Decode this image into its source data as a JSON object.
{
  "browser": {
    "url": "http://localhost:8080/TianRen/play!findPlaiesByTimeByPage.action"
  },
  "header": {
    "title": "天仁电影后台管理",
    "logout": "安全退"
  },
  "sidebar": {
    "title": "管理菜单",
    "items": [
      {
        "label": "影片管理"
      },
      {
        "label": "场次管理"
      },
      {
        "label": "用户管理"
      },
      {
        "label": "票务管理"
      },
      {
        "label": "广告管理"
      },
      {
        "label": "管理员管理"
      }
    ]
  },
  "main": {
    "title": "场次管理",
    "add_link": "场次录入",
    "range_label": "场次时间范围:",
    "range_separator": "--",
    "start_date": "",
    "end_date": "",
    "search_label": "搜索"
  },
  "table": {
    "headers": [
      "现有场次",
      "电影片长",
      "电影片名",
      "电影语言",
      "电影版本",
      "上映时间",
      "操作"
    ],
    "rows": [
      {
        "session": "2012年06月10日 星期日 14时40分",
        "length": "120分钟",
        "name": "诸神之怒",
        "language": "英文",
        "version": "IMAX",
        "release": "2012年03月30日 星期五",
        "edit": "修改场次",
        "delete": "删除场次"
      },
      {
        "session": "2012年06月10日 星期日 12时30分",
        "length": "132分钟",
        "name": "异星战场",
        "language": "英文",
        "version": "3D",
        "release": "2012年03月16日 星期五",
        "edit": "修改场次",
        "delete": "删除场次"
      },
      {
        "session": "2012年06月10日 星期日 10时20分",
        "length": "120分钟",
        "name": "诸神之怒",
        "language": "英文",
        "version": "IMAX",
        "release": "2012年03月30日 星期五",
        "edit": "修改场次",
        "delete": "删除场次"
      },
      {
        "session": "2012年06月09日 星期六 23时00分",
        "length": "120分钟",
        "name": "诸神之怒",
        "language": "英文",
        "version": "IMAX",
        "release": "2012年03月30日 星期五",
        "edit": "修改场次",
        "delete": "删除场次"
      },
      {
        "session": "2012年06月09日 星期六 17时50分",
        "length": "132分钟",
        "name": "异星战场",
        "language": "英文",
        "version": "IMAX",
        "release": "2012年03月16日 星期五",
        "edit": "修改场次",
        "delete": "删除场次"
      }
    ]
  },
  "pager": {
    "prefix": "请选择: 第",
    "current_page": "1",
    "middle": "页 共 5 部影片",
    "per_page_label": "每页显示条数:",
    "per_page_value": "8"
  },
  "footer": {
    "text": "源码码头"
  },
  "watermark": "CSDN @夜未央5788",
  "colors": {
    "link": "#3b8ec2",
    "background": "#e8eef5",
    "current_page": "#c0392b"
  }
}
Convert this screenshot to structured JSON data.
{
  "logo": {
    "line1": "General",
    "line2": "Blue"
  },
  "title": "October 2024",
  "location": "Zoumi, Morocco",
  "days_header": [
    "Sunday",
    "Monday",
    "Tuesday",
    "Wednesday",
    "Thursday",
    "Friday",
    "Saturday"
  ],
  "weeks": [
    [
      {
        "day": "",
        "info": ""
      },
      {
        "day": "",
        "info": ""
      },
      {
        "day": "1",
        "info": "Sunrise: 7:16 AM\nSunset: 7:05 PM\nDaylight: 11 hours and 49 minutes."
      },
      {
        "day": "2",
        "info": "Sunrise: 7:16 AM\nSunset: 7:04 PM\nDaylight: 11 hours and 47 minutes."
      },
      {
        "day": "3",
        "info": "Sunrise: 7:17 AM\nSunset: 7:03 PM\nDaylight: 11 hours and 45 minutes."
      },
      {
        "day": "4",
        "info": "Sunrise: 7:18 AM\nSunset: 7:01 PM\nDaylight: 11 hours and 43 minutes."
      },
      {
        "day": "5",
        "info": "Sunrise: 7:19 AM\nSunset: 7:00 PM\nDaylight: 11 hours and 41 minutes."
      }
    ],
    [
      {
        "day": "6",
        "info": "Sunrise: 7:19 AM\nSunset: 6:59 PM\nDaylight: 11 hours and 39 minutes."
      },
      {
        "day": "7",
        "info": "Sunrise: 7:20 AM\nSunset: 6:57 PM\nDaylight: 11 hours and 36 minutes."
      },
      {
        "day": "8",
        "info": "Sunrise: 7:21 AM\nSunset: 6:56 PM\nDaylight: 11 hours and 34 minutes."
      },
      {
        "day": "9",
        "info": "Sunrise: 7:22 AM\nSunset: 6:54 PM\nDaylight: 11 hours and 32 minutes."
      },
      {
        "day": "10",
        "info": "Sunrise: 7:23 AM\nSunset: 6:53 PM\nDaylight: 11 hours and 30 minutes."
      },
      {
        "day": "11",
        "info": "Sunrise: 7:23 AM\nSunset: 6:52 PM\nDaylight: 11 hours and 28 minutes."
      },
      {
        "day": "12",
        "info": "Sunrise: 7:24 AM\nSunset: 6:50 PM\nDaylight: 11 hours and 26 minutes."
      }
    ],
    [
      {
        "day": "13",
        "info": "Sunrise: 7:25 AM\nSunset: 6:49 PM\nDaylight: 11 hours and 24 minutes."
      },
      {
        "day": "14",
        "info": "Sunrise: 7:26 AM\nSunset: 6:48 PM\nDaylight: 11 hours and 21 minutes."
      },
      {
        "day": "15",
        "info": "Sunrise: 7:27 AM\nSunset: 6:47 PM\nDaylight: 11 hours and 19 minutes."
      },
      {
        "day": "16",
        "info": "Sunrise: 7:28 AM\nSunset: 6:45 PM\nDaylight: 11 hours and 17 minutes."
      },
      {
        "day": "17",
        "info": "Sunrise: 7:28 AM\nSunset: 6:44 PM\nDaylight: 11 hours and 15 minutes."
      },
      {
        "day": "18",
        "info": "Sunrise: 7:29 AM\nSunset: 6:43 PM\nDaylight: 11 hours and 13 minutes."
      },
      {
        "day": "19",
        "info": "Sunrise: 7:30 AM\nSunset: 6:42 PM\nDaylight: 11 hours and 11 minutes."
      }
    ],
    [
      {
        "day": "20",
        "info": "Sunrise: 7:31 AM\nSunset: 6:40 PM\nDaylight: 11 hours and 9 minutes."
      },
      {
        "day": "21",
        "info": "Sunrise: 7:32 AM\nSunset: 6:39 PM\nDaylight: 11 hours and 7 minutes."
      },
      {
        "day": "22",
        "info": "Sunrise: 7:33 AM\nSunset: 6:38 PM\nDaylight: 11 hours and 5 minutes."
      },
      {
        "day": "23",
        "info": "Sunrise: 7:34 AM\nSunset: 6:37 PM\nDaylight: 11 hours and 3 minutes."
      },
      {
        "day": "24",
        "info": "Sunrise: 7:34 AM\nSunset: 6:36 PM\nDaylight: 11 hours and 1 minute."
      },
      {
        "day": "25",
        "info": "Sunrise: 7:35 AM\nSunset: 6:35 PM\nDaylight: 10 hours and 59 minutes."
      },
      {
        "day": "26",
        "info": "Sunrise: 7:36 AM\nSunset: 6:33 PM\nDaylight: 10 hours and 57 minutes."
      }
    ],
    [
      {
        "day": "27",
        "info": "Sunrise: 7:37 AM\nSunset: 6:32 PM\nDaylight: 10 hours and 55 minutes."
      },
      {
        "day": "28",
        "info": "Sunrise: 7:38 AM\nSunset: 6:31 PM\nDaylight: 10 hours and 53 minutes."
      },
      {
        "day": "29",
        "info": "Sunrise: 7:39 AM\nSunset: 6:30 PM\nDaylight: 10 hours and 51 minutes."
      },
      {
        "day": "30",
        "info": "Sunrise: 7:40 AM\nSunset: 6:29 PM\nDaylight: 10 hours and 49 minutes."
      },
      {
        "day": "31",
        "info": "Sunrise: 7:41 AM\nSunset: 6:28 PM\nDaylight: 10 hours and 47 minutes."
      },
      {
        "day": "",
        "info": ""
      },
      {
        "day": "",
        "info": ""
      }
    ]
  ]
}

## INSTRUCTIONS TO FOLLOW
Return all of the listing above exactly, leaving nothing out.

## SOLVED PROBLEM
Decode this image into its source data as a JSON object.
{
  "browser": {
    "url": "http://localhost:8080/TianRen/play!findPlaiesByTimeByPage.action"
  },
  "header": {
    "title": "天仁电影后台管理",
    "logout": "安全退"
  },
  "sidebar": {
    "title": "管理菜单",
    "items": [
      {
        "label": "影片管理"
      },
      {
        "label": "场次管理"
      },
      {
        "label": "用户管理"
      },
      {
        "label": "票务管理"
      },
      {
        "label": "广告管理"
      },
      {
        "label": "管理员管理"
      }
    ]
  },
  "main": {
    "title": "场次管理",
    "add_link": "场次录入",
    "range_label": "场次时间范围:",
    "range_separator": "--",
    "start_date": "",
    "end_date": "",
    "search_label": "搜索"
  },
  "table": {
    "headers": [
      "现有场次",
      "电影片长",
      "电影片名",
      "电影语言",
      "电影版本",
      "上映时间",
      "操作"
    ],
    "rows": [
      {
        "session": "2012年06月10日 星期日 14时40分",
        "length": "120分钟",
        "name": "诸神之怒",
        "language": "英文",
        "version": "IMAX",
        "release": "2012年03月30日 星期五",
        "edit": "修改场次",
        "delete": "删除场次"
      },
      {
        "session": "2012年06月10日 星期日 12时30分",
        "length": "132分钟",
        "name": "异星战场",
        "language": "英文",
        "version": "3D",
        "release": "2012年03月16日 星期五",
        "edit": "修改场次",
        "delete": "删除场次"
      },
      {
        "session": "2012年06月10日 星期日 10时20分",
        "length": "120分钟",
        "name": "诸神之怒",
        "language": "英文",
        "version": "IMAX",
        "release": "2012年03月30日 星期五",
        "edit": "修改场次",
        "delete": "删除场次"
      },
      {
        "session": "2012年06月09日 星期六 23时00分",
        "length": "120分钟",
        "name": "诸神之怒",
        "language": "英文",
        "version": "IMAX",
        "release": "2012年03月30日 星期五",
        "edit": "修改场次",
        "delete": "删除场次"
      },
      {
        "session": "2012年06月09日 星期六 17时50分",
        "length": "132分钟",
        "name": "异星战场",
        "language": "英文",
        "version": "IMAX",
        "release": "2012年03月16日 星期五",
        "edit": "修改场次",
        "delete": "删除场次"
      }
    ]
  },
  "pager": {
    "prefix": "请选择: 第",
    "current_page": "1",
    "middle": "页 共 5 部影片",
    "per_page_label": "每页显示条数:",
    "per_page_value": "8"
  },
  "footer": {
    "text": "源码码头"
  },
  "watermark": "CSDN @夜未央5788",
  "colors": {
    "link": "#3b8ec2",
    "background": "#e8eef5",
    "current_page": "#c0392b"
  }
}
Convert this screenshot to structured JSON data.
{
  "logo": {
    "line1": "General",
    "line2": "Blue"
  },
  "title": "October 2024",
  "location": "Zoumi, Morocco",
  "days_header": [
    "Sunday",
    "Monday",
    "Tuesday",
    "Wednesday",
    "Thursday",
    "Friday",
    "Saturday"
  ],
  "weeks": [
    [
      {
        "day": "",
        "info": ""
      },
      {
        "day": "",
        "info": ""
      },
      {
        "day": "1",
        "info": "Sunrise: 7:16 AM\nSunset: 7:05 PM\nDaylight: 11 hours and 49 minutes."
      },
      {
        "day": "2",
        "info": "Sunrise: 7:16 AM\nSunset: 7:04 PM\nDaylight: 11 hours and 47 minutes."
      },
      {
        "day": "3",
        "info": "Sunrise: 7:17 AM\nSunset: 7:03 PM\nDaylight: 11 hours and 45 minutes."
      },
      {
        "day": "4",
        "info": "Sunrise: 7:18 AM\nSunset: 7:01 PM\nDaylight: 11 hours and 43 minutes."
      },
      {
        "day": "5",
        "info": "Sunrise: 7:19 AM\nSunset: 7:00 PM\nDaylight: 11 hours and 41 minutes."
      }
    ],
    [
      {
        "day": "6",
        "info": "Sunrise: 7:19 AM\nSunset: 6:59 PM\nDaylight: 11 hours and 39 minutes."
      },
      {
        "day": "7",
        "info": "Sunrise: 7:20 AM\nSunset: 6:57 PM\nDaylight: 11 hours and 36 minutes."
      },
      {
        "day": "8",
        "info": "Sunrise: 7:21 AM\nSunset: 6:56 PM\nDaylight: 11 hours and 34 minutes."
      },
      {
        "day": "9",
        "info": "Sunrise: 7:22 AM\nSunset: 6:54 PM\nDaylight: 11 hours and 32 minutes."
      },
      {
        "day": "10",
        "info": "Sunrise: 7:23 AM\nSunset: 6:53 PM\nDaylight: 11 hours and 30 minutes."
      },
      {
        "day": "11",
        "info": "Sunrise: 7:23 AM\nSunset: 6:52 PM\nDaylight: 11 hours and 28 minutes."
      },
      {
        "day": "12",
        "info": "Sunrise: 7:24 AM\nSunset: 6:50 PM\nDaylight: 11 hours and 26 minutes."
      }
    ],
    [
      {
        "day": "13",
        "info": "Sunrise: 7:25 AM\nSunset: 6:49 PM\nDaylight: 11 hours and 24 minutes."
      },
      {
        "day": "14",
        "info": "Sunrise: 7:26 AM\nSunset: 6:48 PM\nDaylight: 11 hours and 21 minutes."
      },
      {
        "day": "15",
        "info": "Sunrise: 7:27 AM\nSunset: 6:47 PM\nDaylight: 11 hours and 19 minutes."
      },
      {
        "day": "16",
        "info": "Sunrise: 7:28 AM\nSunset: 6:45 PM\nDaylight: 11 hours and 17 minutes."
      },
      {
        "day": "17",
        "info": "Sunrise: 7:28 AM\nSunset: 6:44 PM\nDaylight: 11 hours and 15 minutes."
      },
      {
        "day": "18",
        "info": "Sunrise: 7:29 AM\nSunset: 6:43 PM\nDaylight: 11 hours and 13 minutes."
      },
      {
        "day": "19",
        "info": "Sunrise: 7:30 AM\nSunset: 6:42 PM\nDaylight: 11 hours and 11 minutes."
      }
    ],
    [
      {
        "day": "20",
        "info": "Sunrise: 7:31 AM\nSunset: 6:40 PM\nDaylight: 11 hours and 9 minutes."
      },
      {
        "day": "21",
        "info": "Sunrise: 7:32 AM\nSunset: 6:39 PM\nDaylight: 11 hours and 7 minutes."
      },
      {
        "day": "22",
        "info": "Sunrise: 7:33 AM\nSunset: 6:38 PM\nDaylight: 11 hours and 5 minutes."
      },
      {
        "day": "23",
        "info": "Sunrise: 7:34 AM\nSunset: 6:37 PM\nDaylight: 11 hours and 3 minutes."
      },
      {
        "day": "24",
        "info": "Sunrise: 7:34 AM\nSunset: 6:36 PM\nDaylight: 11 hours and 1 minute."
      },
      {
        "day": "25",
        "info": "Sunrise: 7:35 AM\nSunset: 6:35 PM\nDaylight: 10 hours and 59 minutes."
      },
      {
        "day": "26",
        "info": "Sunrise: 7:36 AM\nSunset: 6:33 PM\nDaylight: 10 hours and 57 minutes."
      }
    ],
    [
      {
        "day": "27",
        "info": "Sunrise: 7:37 AM\nSunset: 6:32 PM\nDaylight: 10 hours and 55 minutes."
      },
      {
        "day": "28",
        "info": "Sunrise: 7:38 AM\nSunset: 6:31 PM\nDaylight: 10 hours and 53 minutes."
      },
      {
        "day": "29",
        "info": "Sunrise: 7:39 AM\nSunset: 6:30 PM\nDaylight: 10 hours and 51 minutes."
      },
      {
        "day": "30",
        "info": "Sunrise: 7:40 AM\nSunset: 6:29 PM\nDaylight: 10 hours and 49 minutes."
      },
      {
        "day": "31",
        "info": "Sunrise: 7:41 AM\nSunset: 6:28 PM\nDaylight: 10 hours and 47 minutes."
      },
      {
        "day": "",
        "info": ""
      },
      {
        "day": "",
        "info": ""
      }
    ]
  ]
}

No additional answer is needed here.